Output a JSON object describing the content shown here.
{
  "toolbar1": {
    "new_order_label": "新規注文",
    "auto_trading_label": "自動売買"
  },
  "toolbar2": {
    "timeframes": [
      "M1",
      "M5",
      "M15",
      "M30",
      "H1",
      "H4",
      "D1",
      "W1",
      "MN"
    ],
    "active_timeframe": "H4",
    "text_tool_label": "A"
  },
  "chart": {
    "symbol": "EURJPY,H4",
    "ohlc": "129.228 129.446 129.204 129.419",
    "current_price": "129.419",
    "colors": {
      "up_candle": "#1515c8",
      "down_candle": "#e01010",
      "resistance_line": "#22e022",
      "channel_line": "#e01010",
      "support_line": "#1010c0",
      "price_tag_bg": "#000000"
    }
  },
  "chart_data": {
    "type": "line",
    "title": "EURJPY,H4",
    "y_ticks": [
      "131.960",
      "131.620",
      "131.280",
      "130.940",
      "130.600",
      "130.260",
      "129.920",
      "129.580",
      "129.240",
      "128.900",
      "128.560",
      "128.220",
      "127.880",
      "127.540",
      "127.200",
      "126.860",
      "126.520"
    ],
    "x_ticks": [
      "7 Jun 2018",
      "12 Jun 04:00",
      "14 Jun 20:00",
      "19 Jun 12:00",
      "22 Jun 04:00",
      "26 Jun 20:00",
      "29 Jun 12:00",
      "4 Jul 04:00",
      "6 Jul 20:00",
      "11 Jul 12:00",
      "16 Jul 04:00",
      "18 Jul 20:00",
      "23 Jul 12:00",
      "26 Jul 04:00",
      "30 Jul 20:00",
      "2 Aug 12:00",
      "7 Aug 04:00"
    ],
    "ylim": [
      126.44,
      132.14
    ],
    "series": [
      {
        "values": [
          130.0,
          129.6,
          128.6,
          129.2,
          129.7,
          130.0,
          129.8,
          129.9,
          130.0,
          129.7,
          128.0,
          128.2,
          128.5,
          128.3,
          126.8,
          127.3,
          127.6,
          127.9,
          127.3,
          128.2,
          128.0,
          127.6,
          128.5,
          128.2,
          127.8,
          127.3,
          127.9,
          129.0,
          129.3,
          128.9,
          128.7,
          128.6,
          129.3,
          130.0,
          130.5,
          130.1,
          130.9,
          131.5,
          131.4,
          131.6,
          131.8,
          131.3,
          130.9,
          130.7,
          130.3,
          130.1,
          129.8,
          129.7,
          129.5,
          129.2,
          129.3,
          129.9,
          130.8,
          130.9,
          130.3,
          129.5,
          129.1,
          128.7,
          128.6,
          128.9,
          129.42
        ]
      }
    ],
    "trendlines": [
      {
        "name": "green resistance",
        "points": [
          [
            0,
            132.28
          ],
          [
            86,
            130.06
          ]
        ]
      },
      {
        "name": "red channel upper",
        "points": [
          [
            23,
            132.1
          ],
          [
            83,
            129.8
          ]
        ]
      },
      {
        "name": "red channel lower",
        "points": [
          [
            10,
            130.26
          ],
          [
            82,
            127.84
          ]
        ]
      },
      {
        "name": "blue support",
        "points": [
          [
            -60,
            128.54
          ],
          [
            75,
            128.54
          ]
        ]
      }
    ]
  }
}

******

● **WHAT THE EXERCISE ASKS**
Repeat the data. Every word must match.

● **EXERCISE OUTPUT**
Output a JSON object describing the content shown here.
{
  "toolbar1": {
    "new_order_label": "新規注文",
    "auto_trading_label": "自動売買"
  },
  "toolbar2": {
    "timeframes": [
      "M1",
      "M5",
      "M15",
      "M30",
      "H1",
      "H4",
      "D1",
      "W1",
      "MN"
    ],
    "active_timeframe": "H4",
    "text_tool_label": "A"
  },
  "chart": {
    "symbol": "EURJPY,H4",
    "ohlc": "129.228 129.446 129.204 129.419",
    "current_price": "129.419",
    "colors": {
      "up_candle": "#1515c8",
      "down_candle": "#e01010",
      "resistance_line": "#22e022",
      "channel_line": "#e01010",
      "support_line": "#1010c0",
      "price_tag_bg": "#000000"
    }
  },
  "chart_data": {
    "type": "line",
    "title": "EURJPY,H4",
    "y_ticks": [
      "131.960",
      "131.620",
      "131.280",
      "130.940",
      "130.600",
      "130.260",
      "129.920",
      "129.580",
      "129.240",
      "128.900",
      "128.560",
      "128.220",
      "127.880",
      "127.540",
      "127.200",
      "126.860",
      "126.520"
    ],
    "x_ticks": [
      "7 Jun 2018",
      "12 Jun 04:00",
      "14 Jun 20:00",
      "19 Jun 12:00",
      "22 Jun 04:00",
      "26 Jun 20:00",
      "29 Jun 12:00",
      "4 Jul 04:00",
      "6 Jul 20:00",
      "11 Jul 12:00",
      "16 Jul 04:00",
      "18 Jul 20:00",
      "23 Jul 12:00",
      "26 Jul 04:00",
      "30 Jul 20:00",
      "2 Aug 12:00",
      "7 Aug 04:00"
    ],
    "ylim": [
      126.44,
      132.14
    ],
    "series": [
      {
        "values": [
          130.0,
          129.6,
          128.6,
          129.2,
          129.7,
          130.0,
          129.8,
          129.9,
          130.0,
          129.7,
          128.0,
          128.2,
          128.5,
          128.3,
          126.8,
          127.3,
          127.6,
          127.9,
          127.3,
          128.2,
          128.0,
          127.6,
          128.5,
          128.2,
          127.8,
          127.3,
          127.9,
          129.0,
          129.3,
          128.9,
          128.7,
          128.6,
          129.3,
          130.0,
          130.5,
          130.1,
          130.9,
          131.5,
          131.4,
          131.6,
          131.8,
          131.3,
          130.9,
          130.7,
          130.3,
          130.1,
          129.8,
          129.7,
          129.5,
          129.2,
          129.3,
          129.9,
          130.8,
          130.9,
          130.3,
          129.5,
          129.1,
          128.7,
          128.6,
          128.9,
          129.42
        ]
      }
    ],
    "trendlines": [
      {
        "name": "green resistance",
        "points": [
          [
            0,
            132.28
          ],
          [
            86,
            130.06
          ]
        ]
      },
      {
        "name": "red channel upper",
        "points": [
          [
            23,
            132.1
          ],
          [
            83,
            129.8
          ]
        ]
      },
      {
        "name": "red channel lower",
        "points": [
          [
            10,
            130.26
          ],
          [
            82,
            127.84
          ]
        ]
      },
      {
        "name": "blue support",
        "points": [
          [
            -60,
            128.54
          ],
          [
            75,
            128.54
          ]
        ]
      }
    ]
  }
}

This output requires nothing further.